My dream collaboration for me would be with a major latin artist like Daddy Yankee, Ivy Queen, or Bad Bunny. I look up to each of them for different reasons, and I grew up with Daddy Yankee and Ivy Queen's music. I'm actually working on an initiative right now to get one of them to feature on my song Agua de Valencia. This song is very upbeat with reggaeton, salsa, and flamenco influence and it's one of the most popular with my fan base. This song pays homage to my roots and to Valencia, Spain where I studied abroad. My hometown of Chelsea, MA was the epicenter of the Covid19 pandemic at one point, and the predominantly latino community is still suffering from the effects. Not only that, but extremely important causes such as Black Lives Matter are at the forefront, and it's time that we uplift those voices. I want Agua de Valencia to be rereleased as a remix with one of these artists, and for all of the proceeds to go to the grassroots community organization La Colaborativa in Chelsea as well as Black Lives Matter efforts. This project has the potential to do so much good both locally and globally, and I'd be honored to work with either
of these artists. I want to use my art to create real and positive change, and I know this is a big dream, but I'm not giving up on it.
What is the ultimate goal for your career in the industry?
My ultimate goal for my career in the industry is to break down barriers and represent all of my communities: blind, Puerto Rican, women, first-generation, progressive christian, low-income, anxiety. All of these are my intersecting identities, and I want to use my art and my platform to amplify the voices of all the communities I represent as well as those that are not heard. I want to be the first mainstream blind female latin artist while staying genuine and true to myself. I want to show people that being disabled doesn't hinder my ability to do what I want to do in life, and it does not define me. I want to inspire and empower. I want to fulfill my purpose of helping others and leaving the world better than I found it. God has given me a gift and a calling, and I want to do what it is I am called to do, because I wouldn't be where I am without God. All of this is bigger than just me. I do it to give back to my communities, to my family, and to the world.

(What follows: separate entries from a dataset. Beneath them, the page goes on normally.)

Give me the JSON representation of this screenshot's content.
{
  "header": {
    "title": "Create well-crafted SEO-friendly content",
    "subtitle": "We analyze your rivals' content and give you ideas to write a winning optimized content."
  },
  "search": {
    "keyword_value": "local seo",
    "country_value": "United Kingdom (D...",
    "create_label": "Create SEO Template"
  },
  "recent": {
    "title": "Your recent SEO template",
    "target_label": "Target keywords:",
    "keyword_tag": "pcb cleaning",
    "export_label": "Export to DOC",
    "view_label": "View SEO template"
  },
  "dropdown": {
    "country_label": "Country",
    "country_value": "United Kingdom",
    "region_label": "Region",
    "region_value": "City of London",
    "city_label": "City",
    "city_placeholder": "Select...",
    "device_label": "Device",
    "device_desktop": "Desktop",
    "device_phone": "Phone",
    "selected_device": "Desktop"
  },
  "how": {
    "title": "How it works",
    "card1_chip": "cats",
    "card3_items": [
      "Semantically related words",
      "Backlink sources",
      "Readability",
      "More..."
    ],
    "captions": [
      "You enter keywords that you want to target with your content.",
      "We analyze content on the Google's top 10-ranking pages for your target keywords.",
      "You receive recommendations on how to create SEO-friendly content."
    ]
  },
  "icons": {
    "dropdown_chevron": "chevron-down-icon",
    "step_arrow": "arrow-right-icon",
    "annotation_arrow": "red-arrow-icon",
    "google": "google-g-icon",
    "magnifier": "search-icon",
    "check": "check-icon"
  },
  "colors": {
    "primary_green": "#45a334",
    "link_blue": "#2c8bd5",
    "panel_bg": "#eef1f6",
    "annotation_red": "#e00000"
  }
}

Is there a story that has created the biggest impact in your life as an artist that you can share with us?
In April of 2020, my mom, sister, and I were watching Amara La Negra's Instagram live. She was picking people to join her live and showcase their talent as part of her promo for the step up to the mic Triller app competition that was going on. My mom and sister told me to be ready to sing, and I didn't expect that she would actually pick us. Next thing I knew, Amara was asking me who I was and where I was from, and asked me to sing. I sang the intro to Tori Kelly's song "Language," and Amara actually listened. My mom told me her jaw was dropped listening to me, and Amara herself said I was gifted and amazing. It felt so validating to have someone in the industry really look at me, listen to me, and lift me up. The screen capture of that moment is on my YouTube channel, and I still listen back to it sometimes when I'm feeling discouraged.
What are causes that are near and dear to your heart?
I believe in standing up for minorities, for any and every community that is mistreated or overlooked by the systems. I stand for compassion, empathy, kindness, self-awareness, and love. I stand for doing the best we can to be and do good every day.
How can our audience help support these causes?
The audience can help support these causes by listening, learning, and making the effort to confront biases and ask questions. Don't remain complacent, don't make assumptions especially when it comes to disability, and always, always, always be kind and show grace to yourself and others, and the planet we live on.
Where do we continue to follow, listen and support you as an artist?
Instagram handle: @precious_puertorican20
Facebook: Precious Perez Música
Youtube: Precious Perez